Every vehicle on the road comes with instructions that cover everything from how to set the radio, how to change a tire, how to read the symbols on the dash, and how to properly maintain the vehicle. It’s called an “owner’s manual,” and it typically is found in the glove compartment.
Marketing departments write owner’s manuals with input from engineers. Why you ask? If engineers wrote the manuals, you would have even less of a clue as to what the manufacturers were trying to tell you, but I digress. Owner’s manuals convey valuable information about how best to maintain your vehicle. They list specifications for fluids including engine oil, coolant, transmission fluid, and differential fluid. Also, owner’s manuals tell owners what should be done to maintain vehicles and when these services should be performed.
Factory recommendations can be tricky because they rely on the customer to determine which schedule should be followed: “normal” or “severe.” If you check your owner’s manual, you will likely see that conditions such as multiple short trips, driving on gravel or dusty conditions, driving in extreme heat, and making short trips are all considered “severe” use. If motorists wanted to strictly follow factory recommendations, most would use follow the severe service recommendations. Following a chart to determine the appropriate services for your vehicle can be confusing for a couple of reasons. Some manuals contain information for several vehicles or for components with which your vehicle may not be equipped. For example, many owner’s manuals state that cabin air filters should be maintained at specific intervals, even when the vehicle did not come equipped with them.
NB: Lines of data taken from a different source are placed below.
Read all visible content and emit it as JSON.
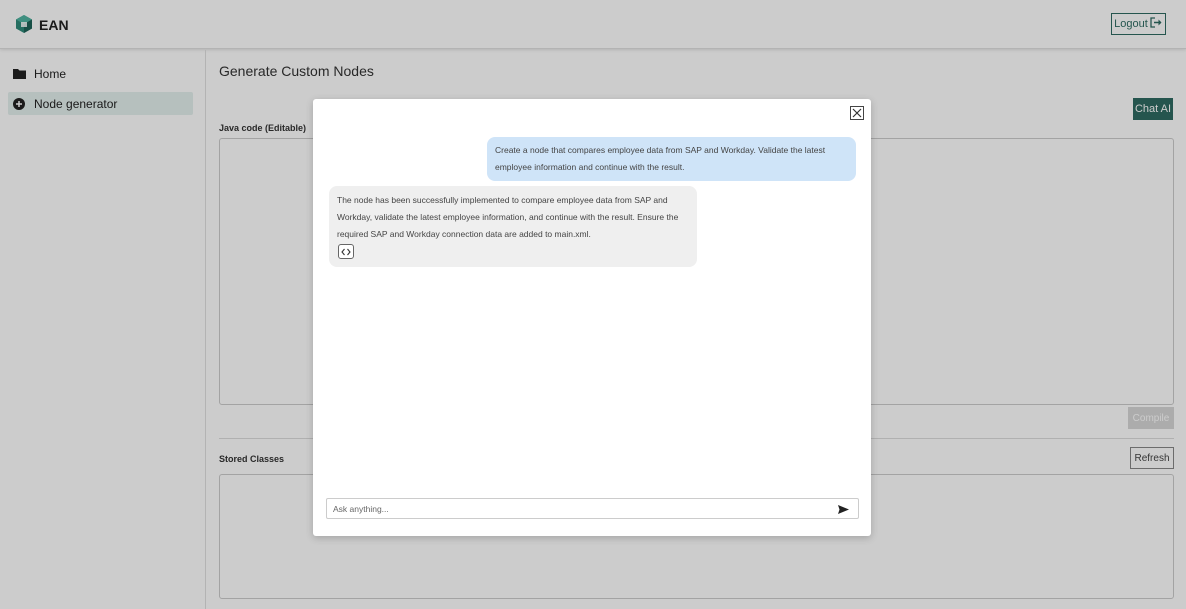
{
  "header": {
    "brand": "EAN",
    "logout_label": "Logout",
    "logo_icon": "cube-logo-icon",
    "logout_icon": "logout-arrow-icon"
  },
  "sidebar": {
    "items": [
      {
        "label": "Home",
        "icon": "folder-icon",
        "active": false
      },
      {
        "label": "Node generator",
        "icon": "plus-circle-icon",
        "active": true
      }
    ]
  },
  "main": {
    "title": "Generate Custom Nodes",
    "chat_ai_label": "Chat AI",
    "java_label": "Java code (Editable)",
    "compile_label": "Compile",
    "stored_label": "Stored Classes",
    "refresh_label": "Refresh"
  },
  "chat": {
    "messages": [
      {
        "role": "user",
        "text": "Create a node that compares employee data from SAP and Workday. Validate the latest employee information and continue with the result."
      },
      {
        "role": "assistant",
        "text": "The node has been successfully implemented to compare employee data from SAP and Workday, validate the latest employee information, and continue with the result. Ensure the required SAP and Workday connection data are added to main.xml."
      }
    ],
    "input_placeholder": "Ask anything..."
  },
  "colors": {
    "accent": "#2f6b62",
    "user_bubble": "#cfe4f8",
    "assistant_bubble": "#efefef",
    "sidebar_active": "#e4f0ee"
  }
}
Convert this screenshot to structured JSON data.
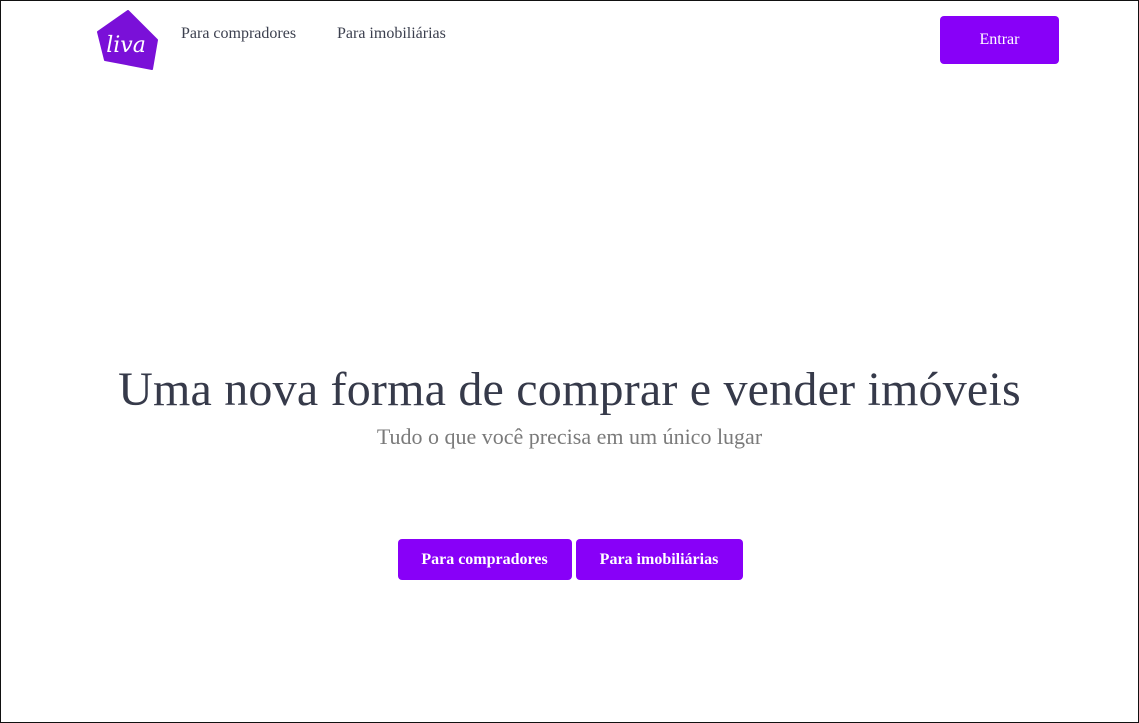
{
  "header": {
    "logo_text": "liva",
    "nav": [
      {
        "label": "Para compradores"
      },
      {
        "label": "Para imobiliárias"
      }
    ],
    "login_label": "Entrar"
  },
  "hero": {
    "title": "Uma nova forma de comprar e vender imóveis",
    "subtitle": "Tudo o que você precisa em um único lugar",
    "buttons": [
      {
        "label": "Para compradores"
      },
      {
        "label": "Para imobiliárias"
      }
    ]
  },
  "colors": {
    "brand_purple": "#8800f8",
    "logo_purple": "#7a10d8",
    "title_text": "#363a4a",
    "subtitle_text": "#7a7a7a",
    "nav_text": "#3b3f4e"
  },
  "icons": {
    "logo": "house-logo-icon"
  }
}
Also, nobody actually records service in their vehicle (it would be like marking in a library book), so it is tough to keep track of what has been done and what should be done. Most local dealers do not feel compelled to follow factory maintenance schedules. Many will say that their experience dictates that several services be performed regardless of whether these recommendations appear in the manual or not. Give it a try, break out your owner’s manual, call the service department of your local dealer, and ask what services they recommend at a specific mileage interval. In all likelihood, what you hear will not match what you read. In defense of dealers, not all factory recommendations are clear. Owner’s manuals typically dictate that items be checked at a certain interval, even if replacement is not recommend. Presumably, if an item is to be checked, it is to be replaced if inspection dictates. One item that is usually ignored in factory maintenance schedules is brake fluid. Almost all factory maintenance schedules list flushing brakes as a maintenance item that should be performed bi-annually, but this information is typically contained elsewhere in the manual.
At Sant Automotive, we keep keeping track of your maintenance easy. We check factory recommendations to see what is recommended, and we are thorough in inspecting your vehicles. Moreover, if you provide us with an email address, we will send period reminders, both for maintenance and for repairs that should be made based on our thorough inspection. At Sant Automotive, we’ll keep you on the road. If you have any questions, please call Sant Automotive at 314-849-2900.